(Entries supplied)

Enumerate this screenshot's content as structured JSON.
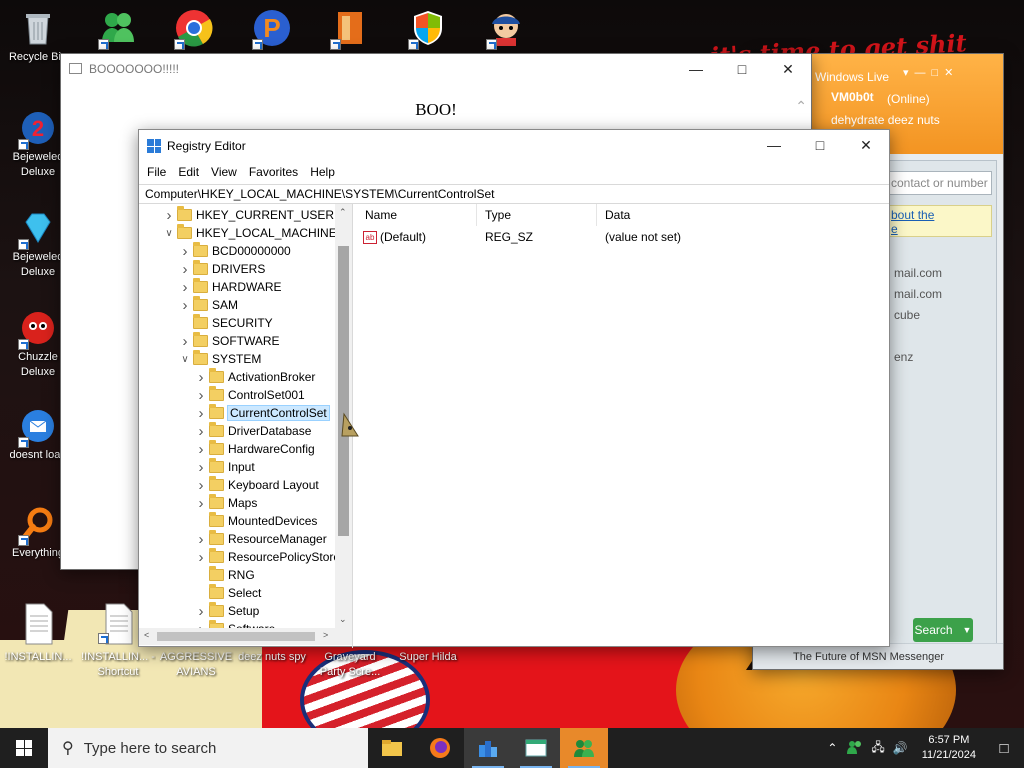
{
  "wallpaper": {
    "text": "it's time to get shit"
  },
  "desktop_icons": [
    {
      "label": "Recycle Bin",
      "icon": "recycle-bin-icon"
    },
    {
      "label": "Bejeweled Deluxe",
      "icon": "bejeweled-icon"
    },
    {
      "label": "Bejeweled Deluxe",
      "icon": "bejeweled-2-icon"
    },
    {
      "label": "Chuzzle Deluxe",
      "icon": "chuzzle-icon"
    },
    {
      "label": "doesnt load",
      "icon": "thunderbird-icon"
    },
    {
      "label": "Everything",
      "icon": "everything-icon"
    },
    {
      "label": "!INSTALLIN...",
      "icon": "text-file-icon"
    },
    {
      "label": "!INSTALLIN... - Shortcut",
      "icon": "text-file-icon"
    },
    {
      "label": "AGGRESSIVE AVIANS",
      "icon": "game-icon"
    },
    {
      "label": "deez nuts spy",
      "icon": "game-icon"
    },
    {
      "label": "Graveyard Party Scre...",
      "icon": "game-icon"
    },
    {
      "label": "Super Hilda",
      "icon": "game-icon"
    }
  ],
  "boo_window": {
    "title": "BOOOOOOO!!!!!",
    "text": "BOO!"
  },
  "msn_window": {
    "title": "Windows Live",
    "username": "VM0b0t",
    "status": "(Online)",
    "personal_message": "dehydrate deez nuts",
    "search_placeholder": "contact or number",
    "notice_line1": "bout the",
    "notice_line2": "e",
    "contacts": [
      "mail.com",
      "mail.com",
      "cube",
      "enz"
    ],
    "search_button": "Search",
    "footer": "The Future of MSN Messenger"
  },
  "registry_editor": {
    "title": "Registry Editor",
    "menu": [
      "File",
      "Edit",
      "View",
      "Favorites",
      "Help"
    ],
    "address": "Computer\\HKEY_LOCAL_MACHINE\\SYSTEM\\CurrentControlSet",
    "tree": [
      {
        "label": "HKEY_CURRENT_USER",
        "level": 0,
        "exp": ">"
      },
      {
        "label": "HKEY_LOCAL_MACHINE",
        "level": 0,
        "exp": "v"
      },
      {
        "label": "BCD00000000",
        "level": 1,
        "exp": ">"
      },
      {
        "label": "DRIVERS",
        "level": 1,
        "exp": ">"
      },
      {
        "label": "HARDWARE",
        "level": 1,
        "exp": ">"
      },
      {
        "label": "SAM",
        "level": 1,
        "exp": ">"
      },
      {
        "label": "SECURITY",
        "level": 1,
        "exp": ""
      },
      {
        "label": "SOFTWARE",
        "level": 1,
        "exp": ">"
      },
      {
        "label": "SYSTEM",
        "level": 1,
        "exp": "v"
      },
      {
        "label": "ActivationBroker",
        "level": 2,
        "exp": ">"
      },
      {
        "label": "ControlSet001",
        "level": 2,
        "exp": ">"
      },
      {
        "label": "CurrentControlSet",
        "level": 2,
        "exp": ">",
        "selected": true
      },
      {
        "label": "DriverDatabase",
        "level": 2,
        "exp": ">"
      },
      {
        "label": "HardwareConfig",
        "level": 2,
        "exp": ">"
      },
      {
        "label": "Input",
        "level": 2,
        "exp": ">"
      },
      {
        "label": "Keyboard Layout",
        "level": 2,
        "exp": ">"
      },
      {
        "label": "Maps",
        "level": 2,
        "exp": ">"
      },
      {
        "label": "MountedDevices",
        "level": 2,
        "exp": ""
      },
      {
        "label": "ResourceManager",
        "level": 2,
        "exp": ">"
      },
      {
        "label": "ResourcePolicyStore",
        "level": 2,
        "exp": ">"
      },
      {
        "label": "RNG",
        "level": 2,
        "exp": ""
      },
      {
        "label": "Select",
        "level": 2,
        "exp": ""
      },
      {
        "label": "Setup",
        "level": 2,
        "exp": ">"
      },
      {
        "label": "Software",
        "level": 2,
        "exp": ">"
      }
    ],
    "columns": [
      "Name",
      "Type",
      "Data"
    ],
    "values": [
      {
        "name": "(Default)",
        "type": "REG_SZ",
        "data": "(value not set)"
      }
    ]
  },
  "taskbar": {
    "search_placeholder": "Type here to search",
    "apps": [
      "file-explorer-icon",
      "firefox-icon",
      "regedit-icon",
      "window-app-icon",
      "msn-icon"
    ],
    "time": "6:57 PM",
    "date": "11/21/2024"
  },
  "colors": {
    "msn_orange": "#f39422",
    "selection": "#cce8ff",
    "taskbar": "#1f1f1f"
  }
}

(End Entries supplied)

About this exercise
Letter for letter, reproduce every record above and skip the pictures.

Response to this exercise
Enumerate this screenshot's content as structured JSON.
{
  "wallpaper": {
    "text": "it's time to get shit"
  },
  "desktop_icons": [
    {
      "label": "Recycle Bin",
      "icon": "recycle-bin-icon"
    },
    {
      "label": "Bejeweled Deluxe",
      "icon": "bejeweled-icon"
    },
    {
      "label": "Bejeweled Deluxe",
      "icon": "bejeweled-2-icon"
    },
    {
      "label": "Chuzzle Deluxe",
      "icon": "chuzzle-icon"
    },
    {
      "label": "doesnt load",
      "icon": "thunderbird-icon"
    },
    {
      "label": "Everything",
      "icon": "everything-icon"
    },
    {
      "label": "!INSTALLIN...",
      "icon": "text-file-icon"
    },
    {
      "label": "!INSTALLIN... - Shortcut",
      "icon": "text-file-icon"
    },
    {
      "label": "AGGRESSIVE AVIANS",
      "icon": "game-icon"
    },
    {
      "label": "deez nuts spy",
      "icon": "game-icon"
    },
    {
      "label": "Graveyard Party Scre...",
      "icon": "game-icon"
    },
    {
      "label": "Super Hilda",
      "icon": "game-icon"
    }
  ],
  "boo_window": {
    "title": "BOOOOOOO!!!!!",
    "text": "BOO!"
  },
  "msn_window": {
    "title": "Windows Live",
    "username": "VM0b0t",
    "status": "(Online)",
    "personal_message": "dehydrate deez nuts",
    "search_placeholder": "contact or number",
    "notice_line1": "bout the",
    "notice_line2": "e",
    "contacts": [
      "mail.com",
      "mail.com",
      "cube",
      "enz"
    ],
    "search_button": "Search",
    "footer": "The Future of MSN Messenger"
  },
  "registry_editor": {
    "title": "Registry Editor",
    "menu": [
      "File",
      "Edit",
      "View",
      "Favorites",
      "Help"
    ],
    "address": "Computer\\HKEY_LOCAL_MACHINE\\SYSTEM\\CurrentControlSet",
    "tree": [
      {
        "label": "HKEY_CURRENT_USER",
        "level": 0,
        "exp": ">"
      },
      {
        "label": "HKEY_LOCAL_MACHINE",
        "level": 0,
        "exp": "v"
      },
      {
        "label": "BCD00000000",
        "level": 1,
        "exp": ">"
      },
      {
        "label": "DRIVERS",
        "level": 1,
        "exp": ">"
      },
      {
        "label": "HARDWARE",
        "level": 1,
        "exp": ">"
      },
      {
        "label": "SAM",
        "level": 1,
        "exp": ">"
      },
      {
        "label": "SECURITY",
        "level": 1,
        "exp": ""
      },
      {
        "label": "SOFTWARE",
        "level": 1,
        "exp": ">"
      },
      {
        "label": "SYSTEM",
        "level": 1,
        "exp": "v"
      },
      {
        "label": "ActivationBroker",
        "level": 2,
        "exp": ">"
      },
      {
        "label": "ControlSet001",
        "level": 2,
        "exp": ">"
      },
      {
        "label": "CurrentControlSet",
        "level": 2,
        "exp": ">",
        "selected": true
      },
      {
        "label": "DriverDatabase",
        "level": 2,
        "exp": ">"
      },
      {
        "label": "HardwareConfig",
        "level": 2,
        "exp": ">"
      },
      {
        "label": "Input",
        "level": 2,
        "exp": ">"
      },
      {
        "label": "Keyboard Layout",
        "level": 2,
        "exp": ">"
      },
      {
        "label": "Maps",
        "level": 2,
        "exp": ">"
      },
      {
        "label": "MountedDevices",
        "level": 2,
        "exp": ""
      },
      {
        "label": "ResourceManager",
        "level": 2,
        "exp": ">"
      },
      {
        "label": "ResourcePolicyStore",
        "level": 2,
        "exp": ">"
      },
      {
        "label": "RNG",
        "level": 2,
        "exp": ""
      },
      {
        "label": "Select",
        "level": 2,
        "exp": ""
      },
      {
        "label": "Setup",
        "level": 2,
        "exp": ">"
      },
      {
        "label": "Software",
        "level": 2,
        "exp": ">"
      }
    ],
    "columns": [
      "Name",
      "Type",
      "Data"
    ],
    "values": [
      {
        "name": "(Default)",
        "type": "REG_SZ",
        "data": "(value not set)"
      }
    ]
  },
  "taskbar": {
    "search_placeholder": "Type here to search",
    "apps": [
      "file-explorer-icon",
      "firefox-icon",
      "regedit-icon",
      "window-app-icon",
      "msn-icon"
    ],
    "time": "6:57 PM",
    "date": "11/21/2024"
  },
  "colors": {
    "msn_orange": "#f39422",
    "selection": "#cce8ff",
    "taskbar": "#1f1f1f"
  }
}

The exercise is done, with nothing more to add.